The Federal Reserve Industrial Production & Capacity Utilization report shows more malaise for the U.S. manufacturing sector. The bad news is industrial production dropped by a hefty -0.4% for December. Worse, November was revised downward 0.3 percentage points to a -0.9% monthly decline October also was negative, a -0.2% decline, and September showed no change. The further bad news is while a very warm December resulted in a -2.0% decline in utilities, mining dropped by -0.8% and manufacturing also contracted slightly. The G.17 industrial production statistical release is also known as output for factories and mines.
Total industrial production has now decreased -1.8% from a year ago. Currently industrial production is now 6.0 percentage points above the 2012 average. Below is graph of overall industrial production's percent change from a year ago.
Here are the major industry groups industrial production percentage changes from a year ago.
- Manufacturing: +0.8%
- Mining: -11.2%
- Utilities: -6.9%
For the month manufacturing overall decreased by -0.1%, but had a Q4 annualized 0.5% increase. Manufacturing output is 6.0 percentage points above its 2012 Levels and is shown in the below graph.
Within manufacturing, durable goods was a wash up 0.1%, with vehicles and parts dropping by -1.7% for the month and up 3.7% for the year. Primary metals dropped by -3.5%. Electrical equipment, appliances and components increased 2.3% while computers increased 1.6%. Machinery dropped by half a percentage point for the month.
Nondurable goods manufacturing declined by -0.2 percentage points for the month. Petroleum and coal products dropped -1.2% for the month while food and beverages increased 0.2%.
Mining decreased -0.8% and is now down -11.2% for the year. Mining includes gas and electricity production and the Fed have a special aggregate index for oil and gas well drilling. Oil and gas well drilling decreased -7.4% and for the year is down -61.7%. This month the decline was due to coal mining.
Below is oil and gas well drilling and one can see the boom and bust cycle with the amazing downturn now.
Utilities decreased by -2.0% for the month and is down -6.2% for the year. Utilities are volatile due to weather and why the below graph shows the wild swings. Natural gas declined most for the month of December.
There are two reporting methodologies in the industrial production statistical release, market groups and industry groups. Market groups is output bundled together by market categories, such as business equipment or consumer goods and shown below:
In December, the drop in utilities output contributed substantially to declines in the indexes for consumer goods, business supplies, and materials. The indexes for the major components of those categories unrelated to utilities, however, were little changed or declined slightly: The indexes for consumer durables and consumer non-energy nondurables each declined 0.3 percent, while the indexes for general business supplies and non-energy materials were roughly unchanged. The production of business equipment edged up, as a gain in information processing equipment was mostly offset by decreases elsewhere. The indexes for defense and space equipment and for construction supplies each rose 0.6 percent.

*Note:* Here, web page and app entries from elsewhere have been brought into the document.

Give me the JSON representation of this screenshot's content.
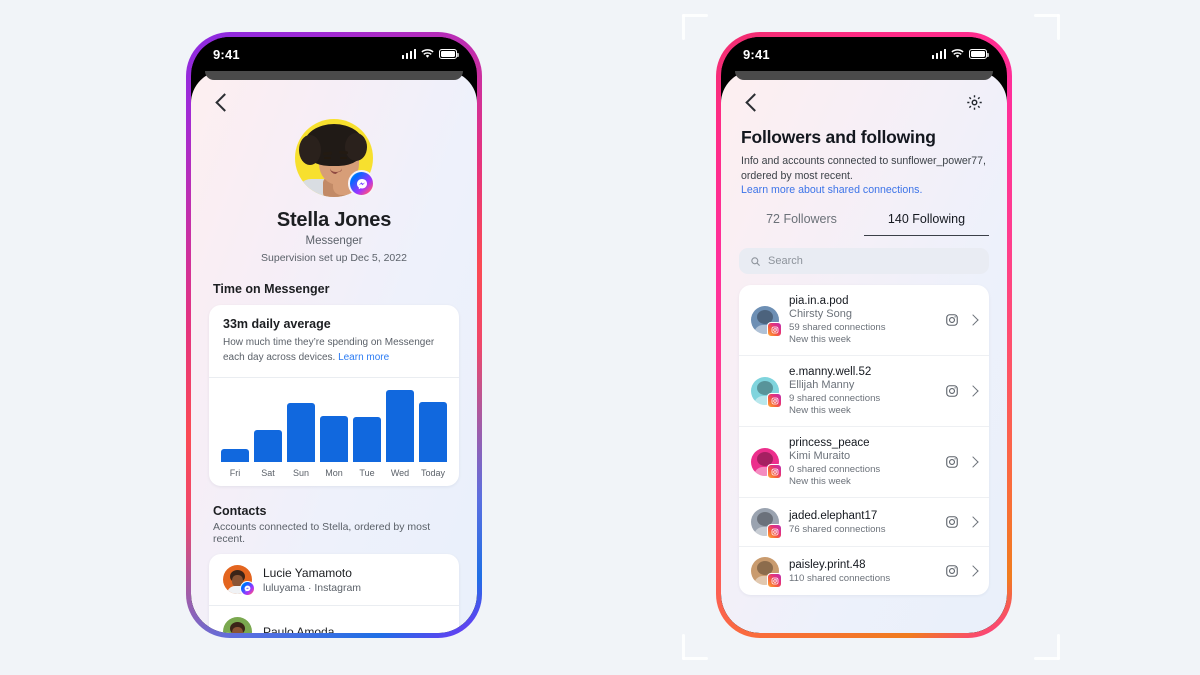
{
  "background_color": "#f1f4f8",
  "left_phone": {
    "frame_gradient": [
      "#8a2be2",
      "#e5337f",
      "#fb4a54",
      "#1f6fe5",
      "#7b2ff7"
    ],
    "status_bar": {
      "time": "9:41",
      "icons": [
        "cellular-signal-icon",
        "wifi-icon",
        "battery-icon"
      ]
    },
    "back_label": "back-chevron",
    "profile": {
      "name": "Stella Jones",
      "app": "Messenger",
      "supervision": "Supervision set up Dec 5, 2022",
      "avatar_badge": "messenger-badge"
    },
    "time_section": {
      "title": "Time on Messenger",
      "card_title": "33m daily average",
      "card_text": "How much time they’re spending on Messenger each day across devices. ",
      "card_link": "Learn more"
    },
    "contacts_section": {
      "title": "Contacts",
      "subtitle": "Accounts connected to Stella, ordered by most recent.",
      "items": [
        {
          "name": "Lucie Yamamoto",
          "meta": "luluyama  ·  Instagram",
          "badge": "messenger-badge",
          "avatar_color": "#e3651f"
        },
        {
          "name": "Paulo Amoda",
          "meta": "",
          "badge": "messenger-badge",
          "avatar_color": "#7aa84f"
        }
      ]
    }
  },
  "right_phone": {
    "frame_gradient": [
      "#f02e6e",
      "#ff2f9a",
      "#ff4f6e",
      "#f07c1f"
    ],
    "status_bar": {
      "time": "9:41",
      "icons": [
        "cellular-signal-icon",
        "wifi-icon",
        "battery-icon"
      ]
    },
    "settings_icon": "gear-icon",
    "title": "Followers and following",
    "description": "Info and accounts connected to sunflower_power77, ordered by most recent.",
    "link": "Learn more about shared connections.",
    "tabs": [
      {
        "label": "72 Followers",
        "active": false
      },
      {
        "label": "140 Following",
        "active": true
      }
    ],
    "search": {
      "placeholder": "Search",
      "value": "",
      "icon": "search-icon"
    },
    "accounts": [
      {
        "username": "pia.in.a.pod",
        "real_name": "Chirsty Song",
        "shared": "59 shared connections",
        "new": "New this week",
        "app_icon": "instagram-icon",
        "avatar_color": "#6d8fb4"
      },
      {
        "username": "e.manny.well.52",
        "real_name": "Ellijah Manny",
        "shared": "9 shared connections",
        "new": "New this week",
        "app_icon": "instagram-icon",
        "avatar_color": "#7fd4dd"
      },
      {
        "username": "princess_peace",
        "real_name": "Kimi Muraito",
        "shared": "0 shared connections",
        "new": "New this week",
        "app_icon": "instagram-icon",
        "avatar_color": "#ec2f8c"
      },
      {
        "username": "jaded.elephant17",
        "real_name": "",
        "shared": "76 shared connections",
        "new": "",
        "app_icon": "instagram-icon",
        "avatar_color": "#9aa3b0"
      },
      {
        "username": "paisley.print.48",
        "real_name": "",
        "shared": "110 shared connections",
        "new": "",
        "app_icon": "instagram-icon",
        "avatar_color": "#c99b6e"
      }
    ]
  },
  "chart_data": {
    "type": "bar",
    "title": "33m daily average",
    "categories": [
      "Fri",
      "Sat",
      "Sun",
      "Mon",
      "Tue",
      "Wed",
      "Today"
    ],
    "values": [
      18,
      44,
      82,
      64,
      62,
      100,
      83
    ],
    "xlabel": "",
    "ylabel": "",
    "ylim": [
      0,
      100
    ],
    "grid": false,
    "legend": "none",
    "bar_color": "#1168de"
  }
}
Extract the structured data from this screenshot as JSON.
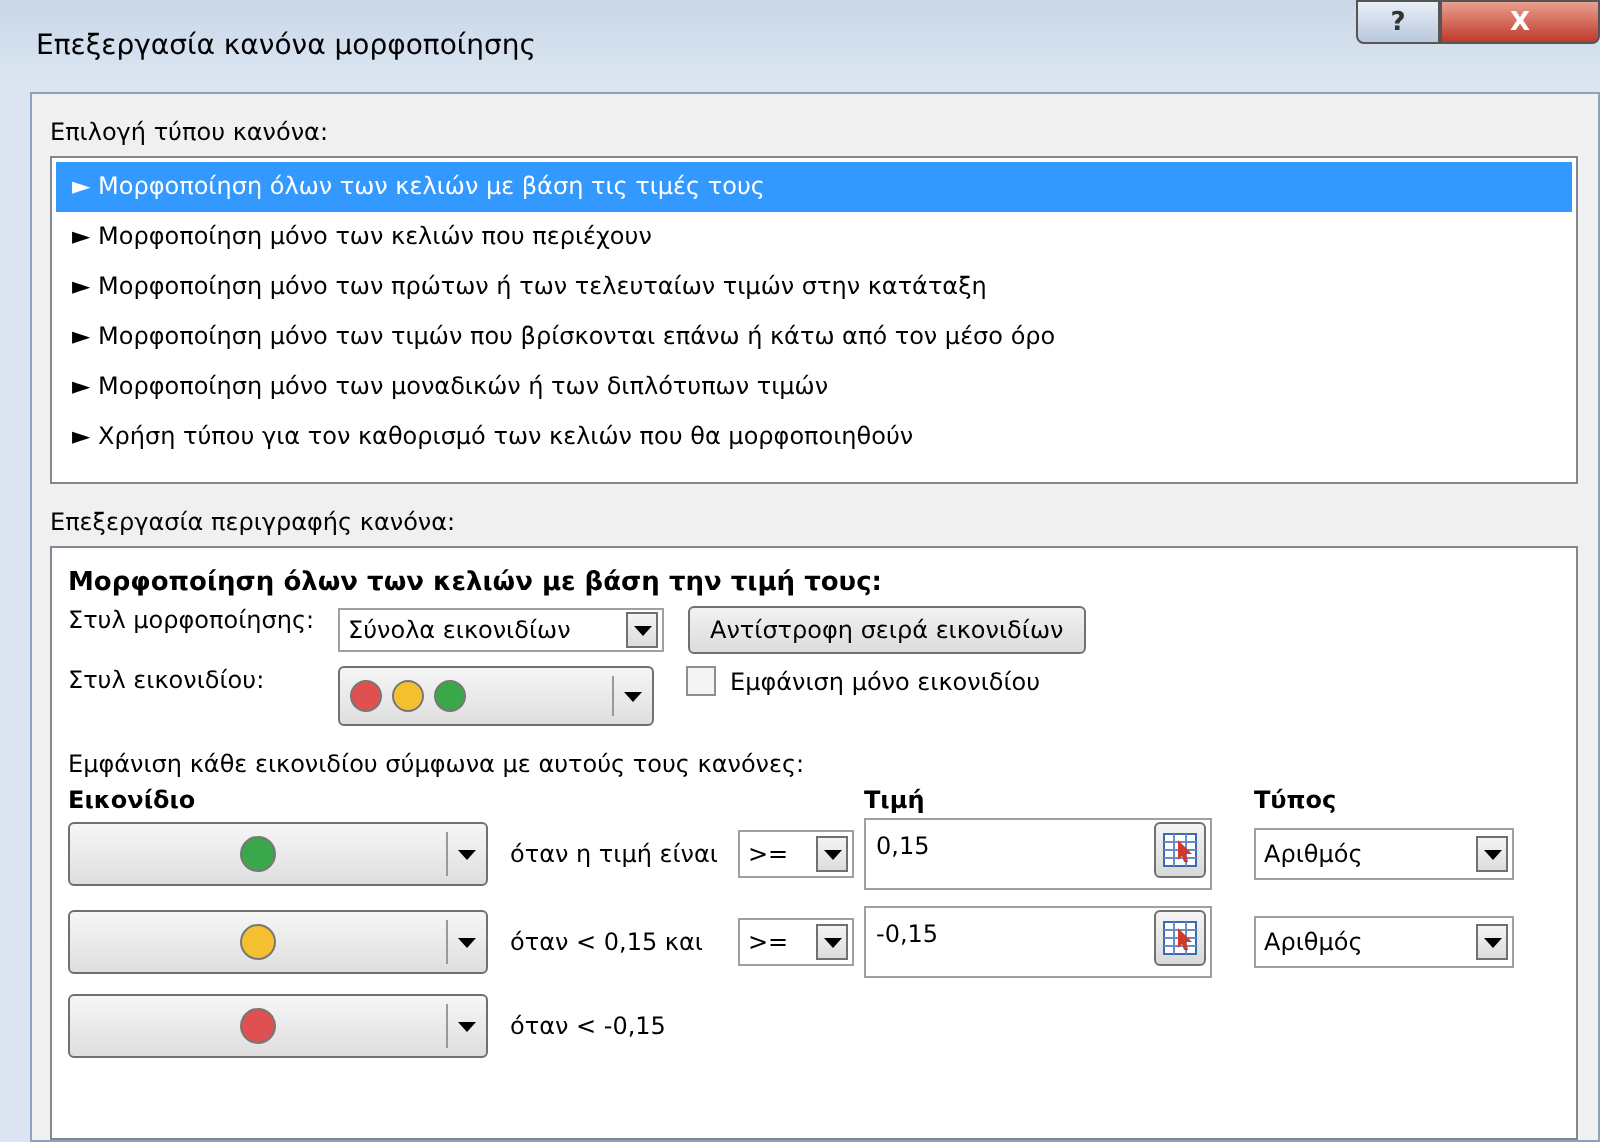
{
  "window": {
    "title": "Επεξεργασία κανόνα μορφοποίησης",
    "help_button": "?",
    "close_button": "X"
  },
  "rule_type": {
    "label": "Επιλογή τύπου κανόνα:",
    "items": [
      {
        "text": "► Μορφοποίηση όλων των κελιών με βάση τις τιμές τους",
        "selected": true
      },
      {
        "text": "► Μορφοποίηση μόνο των κελιών που περιέχουν",
        "selected": false
      },
      {
        "text": "► Μορφοποίηση μόνο των πρώτων ή των τελευταίων τιμών στην κατάταξη",
        "selected": false
      },
      {
        "text": "► Μορφοποίηση μόνο των τιμών που βρίσκονται επάνω ή κάτω από τον μέσο όρο",
        "selected": false
      },
      {
        "text": "► Μορφοποίηση μόνο των μοναδικών ή των διπλότυπων τιμών",
        "selected": false
      },
      {
        "text": "► Χρήση τύπου για τον καθορισμό των κελιών που θα μορφοποιηθούν",
        "selected": false
      }
    ]
  },
  "description": {
    "label": "Επεξεργασία περιγραφής κανόνα:",
    "heading": "Μορφοποίηση όλων των κελιών με βάση την τιμή τους:",
    "format_style": {
      "label": "Στυλ μορφοποίησης:",
      "value": "Σύνολα εικονιδίων"
    },
    "reverse_button": "Αντίστροφη σειρά εικονιδίων",
    "icon_style": {
      "label": "Στυλ εικονιδίου:",
      "icons": [
        {
          "color": "#e05050"
        },
        {
          "color": "#f5c030"
        },
        {
          "color": "#3aa84a"
        }
      ]
    },
    "show_icon_only": {
      "label": "Εμφάνιση μόνο εικονιδίου",
      "checked": false
    },
    "rules_intro": "Εμφάνιση κάθε εικονιδίου σύμφωνα με αυτούς τους κανόνες:",
    "columns": {
      "icon": "Εικονίδιο",
      "value": "Τιμή",
      "type": "Τύπος"
    },
    "rules": [
      {
        "color": "#3aa84a",
        "condition": "όταν η τιμή είναι",
        "operator": ">=",
        "value": "0,15",
        "type": "Αριθμός"
      },
      {
        "color": "#f5c030",
        "condition": "όταν < 0,15 και",
        "operator": ">=",
        "value": "-0,15",
        "type": "Αριθμός"
      },
      {
        "color": "#e05050",
        "condition": "όταν < -0,15"
      }
    ]
  }
}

Capacity utilization, or of raw capacity, how much is being used, for total industry is 76.5%, an decrease of -0.4 percentage points from last month. . Capacity utilization has decreased by -2.5 percentage points from a year ago and is 3.6 percentage points below the long run average. This is a pretty horrific trend. Manufacturing capacity utilization decreased by -0.1 percentage points for the month, is 76.0% and is 2.5 percentage points below it's long run average. Within manufacturing, durable goods capacity utilization is 75.8% and is 1.1 percentage points below the long term average Mining capacity utilization is 78.4% and has declined 13.3% from a year ago. Utilities use of it's capacity is 73.2%.
Capacity utilization is how much can we make vs. how much are we currently using, of what capacity is available now, or output rate. Capacity utilization is also called the operating rate. Capacity utilization is industrial production divided by raw capacity.
Capacity growth is raw capacity and not to be confused what what is being utilized. Instead, this is the actual growth or potential to produce. Capacity is the overall level of plants, production facilities, and ability to make stuff, that we currently have in the United States. Capacity growth overall has increased 1.5 percentage points from a year ago. Below is the capacity growth increase from a year ago of the subcategories which make up industrial production.
- Manufacturing: +1.2%
- Mining: +3.9%
- Utilities: +0.7%
Below is the Manufacturing capacity utilization graph, normalized to 2007 raw capacity levels, going back to the 1990's. Pay particular attention to the 2001-2003 time frame as manufacturing had a mass exodus to China after passage of the bad trade deal in 2000.
This report is really ominous. One could blame petroleum and coal, yet manufacturing isn't doing so well either. The decline in capacity utilization is a very disconcerting,
Here are our previous overviews, only graphs revised. The Federal Reserve releases detailed tables for more data, metrics not mentioned in this overview.